Raphel’s willingness to work in conflict zones brought her to chaotic Baghdad as one of the U.S. diplomats trying to help the Iraqis establish a semblance of government after the U.S.-led invasion in 2003. She took on various financial oversight roles and eventually became deputy to the Special Inspector General for Iraq Reconstruction, whose office tried to account for $61 billion in often hastily distributed U.S. aid.
“I’d call her a strong personality,” says the former special inspector, Stuart Bowen. “She is smart, articulate, accomplished — and a very difference-making public servant.”
After leaving the Iraq job in 2007, Raphel joined a Washington lobbying firm whose clients included the government of Pakistan; then two years later, soon after leaving the firm, she rejoined the State Department on contract.
In his first term, President Obama turned to the late Richard Holbrooke to take on a new post — special representative for Afghanistan and Pakistan. Holbrooke asked Raphel, an old hand with connections at every level, to advise him and run operations in Islamabad.
“She spent time and energy on building layered relationships, which in a diplomatic era of forgettable friendships positioned her as an old-school perennial,” says Sherry Rehman, a former Pakistani ambassador to Washington.
She has known Raphel for 15 years. The American diplomat had the necessary experience to “navigate her way in America’s interests through many otherwise closed doors,” Rehman says.
Tom Hutson calls Raphel a patriot and asks,“How much more does she have to give to her country?” He is among several acquaintances who remain hopeful that mishandling classified documents would end up the only offense against her, if there is one at all. Bringing home classified materials is not uncommon and has tripped up other seasoned government officials — among them a CIA director, John Deutsch, and a U.S. attorney general, Alberto Gonzales.
Her friends are angry and alarmed that the public even came to know of the investigation. Leaking the existence of a highly sensitive alleged espionage matter raises the issue of whether the leakers are just as culpable of compromising national security as the accused.
“Who knows what it was that triggered it,” says her friend Tim Carney.
Did Raphel cross any lines? Did she say something to anyone that she shouldn’t have?
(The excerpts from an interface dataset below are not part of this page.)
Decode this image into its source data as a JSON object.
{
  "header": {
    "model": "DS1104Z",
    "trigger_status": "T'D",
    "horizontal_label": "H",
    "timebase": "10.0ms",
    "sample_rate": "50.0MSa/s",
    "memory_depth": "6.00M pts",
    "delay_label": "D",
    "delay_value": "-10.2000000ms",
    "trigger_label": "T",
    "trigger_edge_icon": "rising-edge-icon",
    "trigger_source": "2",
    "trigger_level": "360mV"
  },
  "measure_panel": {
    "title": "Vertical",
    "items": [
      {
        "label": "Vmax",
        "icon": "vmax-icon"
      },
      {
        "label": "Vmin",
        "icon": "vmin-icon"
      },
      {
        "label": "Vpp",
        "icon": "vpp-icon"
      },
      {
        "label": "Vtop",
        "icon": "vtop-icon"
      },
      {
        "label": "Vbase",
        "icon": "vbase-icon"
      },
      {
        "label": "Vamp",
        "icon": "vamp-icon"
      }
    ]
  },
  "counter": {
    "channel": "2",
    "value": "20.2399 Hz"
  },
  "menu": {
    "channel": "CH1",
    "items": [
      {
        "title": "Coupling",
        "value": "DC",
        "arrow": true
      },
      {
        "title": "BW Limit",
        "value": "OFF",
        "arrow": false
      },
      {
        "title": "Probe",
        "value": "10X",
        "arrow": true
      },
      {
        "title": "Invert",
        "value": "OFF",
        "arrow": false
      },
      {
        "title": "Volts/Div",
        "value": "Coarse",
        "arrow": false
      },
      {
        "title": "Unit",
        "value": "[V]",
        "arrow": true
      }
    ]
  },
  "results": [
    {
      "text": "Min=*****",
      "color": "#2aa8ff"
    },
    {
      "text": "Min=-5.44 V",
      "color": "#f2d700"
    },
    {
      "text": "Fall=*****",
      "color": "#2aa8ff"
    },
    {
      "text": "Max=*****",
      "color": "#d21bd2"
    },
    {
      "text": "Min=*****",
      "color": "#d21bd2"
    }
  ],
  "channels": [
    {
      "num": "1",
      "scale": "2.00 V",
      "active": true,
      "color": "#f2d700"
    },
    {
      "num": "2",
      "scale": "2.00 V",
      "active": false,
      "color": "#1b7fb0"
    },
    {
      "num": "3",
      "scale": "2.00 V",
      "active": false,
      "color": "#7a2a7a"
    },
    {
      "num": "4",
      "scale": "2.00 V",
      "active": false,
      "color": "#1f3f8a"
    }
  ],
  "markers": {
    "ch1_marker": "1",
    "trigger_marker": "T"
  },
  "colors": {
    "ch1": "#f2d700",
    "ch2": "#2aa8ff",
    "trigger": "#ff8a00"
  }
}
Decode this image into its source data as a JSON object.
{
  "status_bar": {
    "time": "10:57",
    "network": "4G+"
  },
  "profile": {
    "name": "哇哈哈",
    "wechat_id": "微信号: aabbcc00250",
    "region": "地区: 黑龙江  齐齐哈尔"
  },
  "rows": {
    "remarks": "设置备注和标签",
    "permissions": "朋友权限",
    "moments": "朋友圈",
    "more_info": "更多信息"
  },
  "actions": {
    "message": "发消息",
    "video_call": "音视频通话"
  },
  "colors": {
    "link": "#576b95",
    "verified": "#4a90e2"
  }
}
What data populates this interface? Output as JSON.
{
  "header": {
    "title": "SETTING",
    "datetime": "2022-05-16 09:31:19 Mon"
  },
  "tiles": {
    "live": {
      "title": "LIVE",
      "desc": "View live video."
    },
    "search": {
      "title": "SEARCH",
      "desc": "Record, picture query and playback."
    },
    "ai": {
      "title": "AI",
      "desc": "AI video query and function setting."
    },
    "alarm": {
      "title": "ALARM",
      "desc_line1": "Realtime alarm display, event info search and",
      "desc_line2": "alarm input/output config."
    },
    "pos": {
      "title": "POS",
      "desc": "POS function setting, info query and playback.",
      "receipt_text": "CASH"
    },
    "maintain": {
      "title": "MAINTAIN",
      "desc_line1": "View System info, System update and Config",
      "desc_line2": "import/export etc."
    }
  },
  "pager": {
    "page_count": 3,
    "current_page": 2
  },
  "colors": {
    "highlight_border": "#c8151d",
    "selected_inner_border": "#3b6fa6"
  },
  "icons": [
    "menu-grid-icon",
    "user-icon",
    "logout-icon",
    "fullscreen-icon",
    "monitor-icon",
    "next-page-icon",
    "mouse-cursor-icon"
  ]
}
Speculation is, at this stage, rather pointless, but a reporter calling around is met almost immediately with some acquaintances asking hungrily, “What more do we know?”
For one thing, we know it’s Pakistan.
Raphel’s attorney offers this on the former ambassador’s behalf:
“She has held a series of very senior positions in which she was responsible for discussing sensitive issues with foreign officials to promote the interests of the United States. We are confident the investigation will confirm that Ambassador Raphel would never knowingly compromise those interests, and that she will therefore be cleared of any suspicion.”
Weeks or months may pass before Raphel is either charged or exonerated. While she waits at her home in American University Park, she has attended foreign-policy functions and gone back to some writing projects from before she rejoined the State Department.
She asked people in her circle to shun the media and hired a Los Angeles PR man to deal with reporters. But some people felt obliged to speak, such as longtime friend Ellen Laipson, a respected former intelligence official now heading the Stimson Center, a global security think tank.
Like others, Laipson finds the whole business inconceivable. Sounding exasperated, she adds, “You really start to think, what’s wrong with Washington?”